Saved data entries
»»

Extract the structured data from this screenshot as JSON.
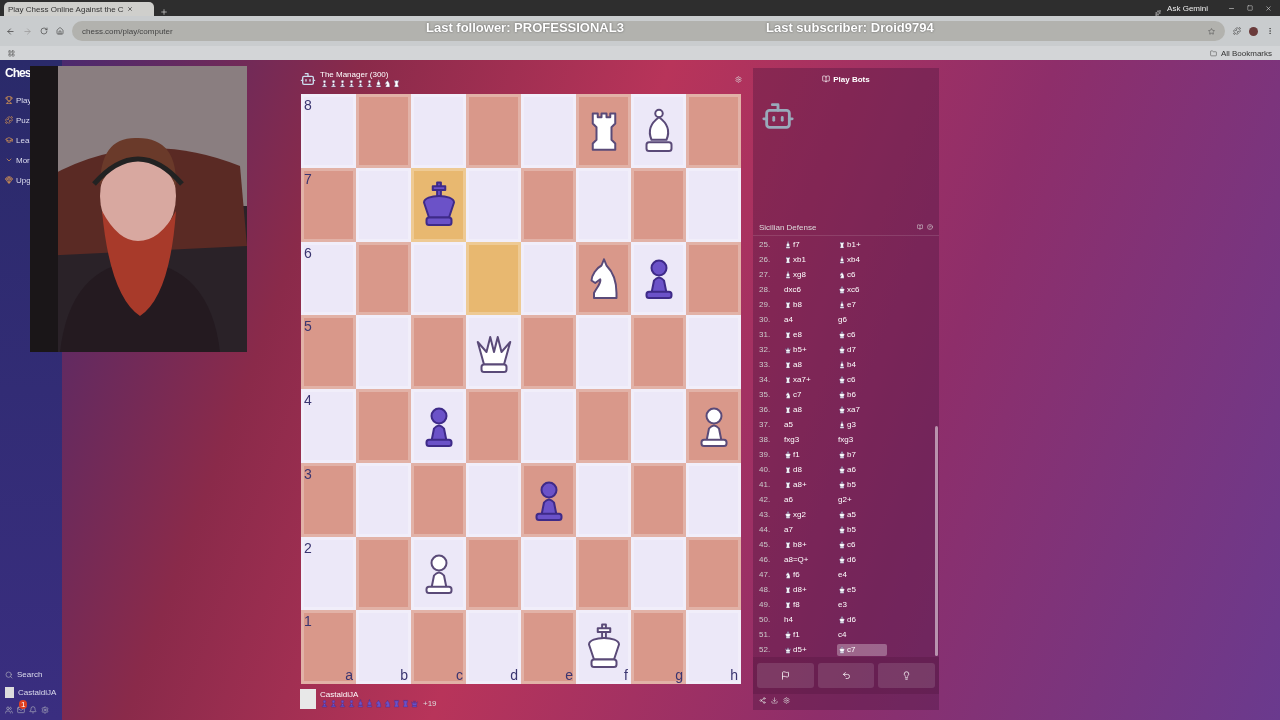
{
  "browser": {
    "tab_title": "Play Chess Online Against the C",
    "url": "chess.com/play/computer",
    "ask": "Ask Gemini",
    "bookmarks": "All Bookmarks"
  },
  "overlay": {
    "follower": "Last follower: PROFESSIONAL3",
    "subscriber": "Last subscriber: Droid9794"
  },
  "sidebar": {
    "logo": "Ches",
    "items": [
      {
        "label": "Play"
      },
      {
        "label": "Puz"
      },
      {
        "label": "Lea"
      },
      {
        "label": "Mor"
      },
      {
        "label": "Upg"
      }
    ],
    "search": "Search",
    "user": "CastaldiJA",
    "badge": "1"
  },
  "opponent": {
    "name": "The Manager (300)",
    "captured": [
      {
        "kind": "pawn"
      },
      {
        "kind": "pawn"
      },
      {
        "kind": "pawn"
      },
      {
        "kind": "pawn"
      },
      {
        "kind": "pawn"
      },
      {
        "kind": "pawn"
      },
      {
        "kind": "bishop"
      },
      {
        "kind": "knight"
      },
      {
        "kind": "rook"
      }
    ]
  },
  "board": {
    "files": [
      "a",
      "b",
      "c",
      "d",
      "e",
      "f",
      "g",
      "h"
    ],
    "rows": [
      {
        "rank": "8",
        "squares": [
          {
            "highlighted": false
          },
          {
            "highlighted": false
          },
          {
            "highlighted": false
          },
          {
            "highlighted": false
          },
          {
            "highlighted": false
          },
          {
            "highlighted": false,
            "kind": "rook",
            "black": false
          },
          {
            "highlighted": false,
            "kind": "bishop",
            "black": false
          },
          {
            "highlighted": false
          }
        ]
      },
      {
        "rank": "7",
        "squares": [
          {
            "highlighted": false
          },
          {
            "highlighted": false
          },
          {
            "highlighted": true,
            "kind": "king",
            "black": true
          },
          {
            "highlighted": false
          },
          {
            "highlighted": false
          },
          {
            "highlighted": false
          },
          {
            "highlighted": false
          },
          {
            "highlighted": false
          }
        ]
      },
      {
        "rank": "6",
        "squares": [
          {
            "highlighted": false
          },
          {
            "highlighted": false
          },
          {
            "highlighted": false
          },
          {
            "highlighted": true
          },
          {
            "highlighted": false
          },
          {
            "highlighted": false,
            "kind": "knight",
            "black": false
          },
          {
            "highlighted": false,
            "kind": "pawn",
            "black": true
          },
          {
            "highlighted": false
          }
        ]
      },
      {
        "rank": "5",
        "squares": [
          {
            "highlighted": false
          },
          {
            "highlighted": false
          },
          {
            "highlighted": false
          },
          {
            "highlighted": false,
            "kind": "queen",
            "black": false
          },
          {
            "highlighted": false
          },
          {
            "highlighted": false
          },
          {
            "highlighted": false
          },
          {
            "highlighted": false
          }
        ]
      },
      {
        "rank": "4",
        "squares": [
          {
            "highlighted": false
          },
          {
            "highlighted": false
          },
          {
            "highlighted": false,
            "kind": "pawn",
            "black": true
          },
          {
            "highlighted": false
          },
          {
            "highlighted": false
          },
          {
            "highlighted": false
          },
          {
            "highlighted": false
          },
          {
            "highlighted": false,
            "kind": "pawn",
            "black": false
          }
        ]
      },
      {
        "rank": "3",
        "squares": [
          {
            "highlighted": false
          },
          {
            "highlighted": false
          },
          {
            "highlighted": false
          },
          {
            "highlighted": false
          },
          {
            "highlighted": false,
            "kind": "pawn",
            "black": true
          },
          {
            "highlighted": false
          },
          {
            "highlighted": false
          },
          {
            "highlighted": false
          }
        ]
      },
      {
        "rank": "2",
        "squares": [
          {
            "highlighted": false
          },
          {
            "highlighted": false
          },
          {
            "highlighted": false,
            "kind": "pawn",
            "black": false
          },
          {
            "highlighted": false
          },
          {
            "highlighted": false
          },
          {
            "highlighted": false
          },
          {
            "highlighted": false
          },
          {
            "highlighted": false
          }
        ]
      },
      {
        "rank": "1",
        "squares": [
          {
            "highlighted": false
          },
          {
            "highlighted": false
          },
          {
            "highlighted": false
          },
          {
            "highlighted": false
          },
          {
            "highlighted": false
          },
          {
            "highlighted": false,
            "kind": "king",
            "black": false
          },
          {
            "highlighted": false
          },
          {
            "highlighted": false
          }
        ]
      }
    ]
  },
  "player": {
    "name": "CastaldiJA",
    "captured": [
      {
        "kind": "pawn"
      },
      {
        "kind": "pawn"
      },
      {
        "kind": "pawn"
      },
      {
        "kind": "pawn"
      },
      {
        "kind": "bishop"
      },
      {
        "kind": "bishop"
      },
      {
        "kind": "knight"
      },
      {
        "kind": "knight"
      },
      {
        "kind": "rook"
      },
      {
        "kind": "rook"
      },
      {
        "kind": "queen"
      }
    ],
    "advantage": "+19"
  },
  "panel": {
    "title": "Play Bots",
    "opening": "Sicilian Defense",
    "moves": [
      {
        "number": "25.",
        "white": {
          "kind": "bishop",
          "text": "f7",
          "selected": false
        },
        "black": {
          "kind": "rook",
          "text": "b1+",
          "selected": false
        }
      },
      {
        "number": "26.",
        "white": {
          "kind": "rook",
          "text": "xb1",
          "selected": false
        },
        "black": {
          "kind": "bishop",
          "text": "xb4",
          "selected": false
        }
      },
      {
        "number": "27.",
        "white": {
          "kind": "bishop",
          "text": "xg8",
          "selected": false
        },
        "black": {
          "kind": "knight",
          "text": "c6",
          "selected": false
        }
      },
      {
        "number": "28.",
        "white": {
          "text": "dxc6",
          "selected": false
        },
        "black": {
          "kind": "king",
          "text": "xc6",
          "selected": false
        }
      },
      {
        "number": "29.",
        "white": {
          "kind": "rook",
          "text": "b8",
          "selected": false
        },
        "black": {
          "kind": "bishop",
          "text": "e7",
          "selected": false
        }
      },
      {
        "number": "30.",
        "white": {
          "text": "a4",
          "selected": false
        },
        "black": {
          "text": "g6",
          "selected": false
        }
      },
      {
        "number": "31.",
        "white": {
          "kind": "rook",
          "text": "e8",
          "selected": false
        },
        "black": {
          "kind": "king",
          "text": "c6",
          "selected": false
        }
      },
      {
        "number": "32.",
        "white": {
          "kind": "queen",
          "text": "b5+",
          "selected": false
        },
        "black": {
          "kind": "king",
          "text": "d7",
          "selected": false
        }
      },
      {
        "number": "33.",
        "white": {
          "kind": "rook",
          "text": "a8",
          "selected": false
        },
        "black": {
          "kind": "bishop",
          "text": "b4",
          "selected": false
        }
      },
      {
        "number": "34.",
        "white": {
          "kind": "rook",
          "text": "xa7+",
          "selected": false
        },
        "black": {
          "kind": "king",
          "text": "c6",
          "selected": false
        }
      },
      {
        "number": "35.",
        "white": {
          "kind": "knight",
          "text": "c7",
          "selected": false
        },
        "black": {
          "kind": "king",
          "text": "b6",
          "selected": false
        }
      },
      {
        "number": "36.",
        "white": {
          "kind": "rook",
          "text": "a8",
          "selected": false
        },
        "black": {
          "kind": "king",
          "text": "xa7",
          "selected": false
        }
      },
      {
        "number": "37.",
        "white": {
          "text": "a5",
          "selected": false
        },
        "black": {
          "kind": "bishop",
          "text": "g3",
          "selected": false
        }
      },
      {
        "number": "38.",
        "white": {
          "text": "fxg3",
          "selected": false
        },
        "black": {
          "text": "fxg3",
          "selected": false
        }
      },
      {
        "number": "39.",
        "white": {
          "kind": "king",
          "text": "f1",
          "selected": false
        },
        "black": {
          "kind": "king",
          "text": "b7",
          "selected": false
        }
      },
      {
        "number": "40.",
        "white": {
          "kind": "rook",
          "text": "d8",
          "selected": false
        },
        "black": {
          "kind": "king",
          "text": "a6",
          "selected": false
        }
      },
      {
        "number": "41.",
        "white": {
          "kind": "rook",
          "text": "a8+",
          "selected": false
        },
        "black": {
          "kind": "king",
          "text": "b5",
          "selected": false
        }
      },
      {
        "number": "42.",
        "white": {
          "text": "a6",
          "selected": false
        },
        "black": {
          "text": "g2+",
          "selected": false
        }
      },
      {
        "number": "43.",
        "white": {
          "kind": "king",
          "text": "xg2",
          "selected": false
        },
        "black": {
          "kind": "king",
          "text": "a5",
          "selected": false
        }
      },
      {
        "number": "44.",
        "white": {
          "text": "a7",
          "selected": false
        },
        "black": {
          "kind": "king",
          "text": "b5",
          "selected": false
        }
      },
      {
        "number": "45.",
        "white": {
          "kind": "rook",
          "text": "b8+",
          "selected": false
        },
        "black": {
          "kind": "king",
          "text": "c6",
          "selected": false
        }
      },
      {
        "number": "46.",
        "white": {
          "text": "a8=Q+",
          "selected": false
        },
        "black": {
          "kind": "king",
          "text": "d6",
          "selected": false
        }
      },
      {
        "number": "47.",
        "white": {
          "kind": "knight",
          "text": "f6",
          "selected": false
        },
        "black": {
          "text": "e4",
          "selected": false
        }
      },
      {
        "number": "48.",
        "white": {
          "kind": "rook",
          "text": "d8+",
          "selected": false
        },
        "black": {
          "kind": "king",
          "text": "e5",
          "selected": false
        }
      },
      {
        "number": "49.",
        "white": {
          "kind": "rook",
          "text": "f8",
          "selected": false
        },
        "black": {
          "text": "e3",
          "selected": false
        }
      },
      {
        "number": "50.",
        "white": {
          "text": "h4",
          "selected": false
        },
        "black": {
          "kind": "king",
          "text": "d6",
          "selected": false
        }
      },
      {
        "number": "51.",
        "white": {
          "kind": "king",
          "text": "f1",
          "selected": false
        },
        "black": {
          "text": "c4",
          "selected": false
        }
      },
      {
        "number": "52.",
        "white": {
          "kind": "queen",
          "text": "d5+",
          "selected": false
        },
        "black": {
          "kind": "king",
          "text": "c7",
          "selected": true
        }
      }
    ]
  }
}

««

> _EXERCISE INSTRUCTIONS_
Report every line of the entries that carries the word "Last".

> _OUTPUT OF THE TASK_
    "follower": "Last follower: PROFESSIONAL3",
    "subscriber": "Last subscriber: Droid9794"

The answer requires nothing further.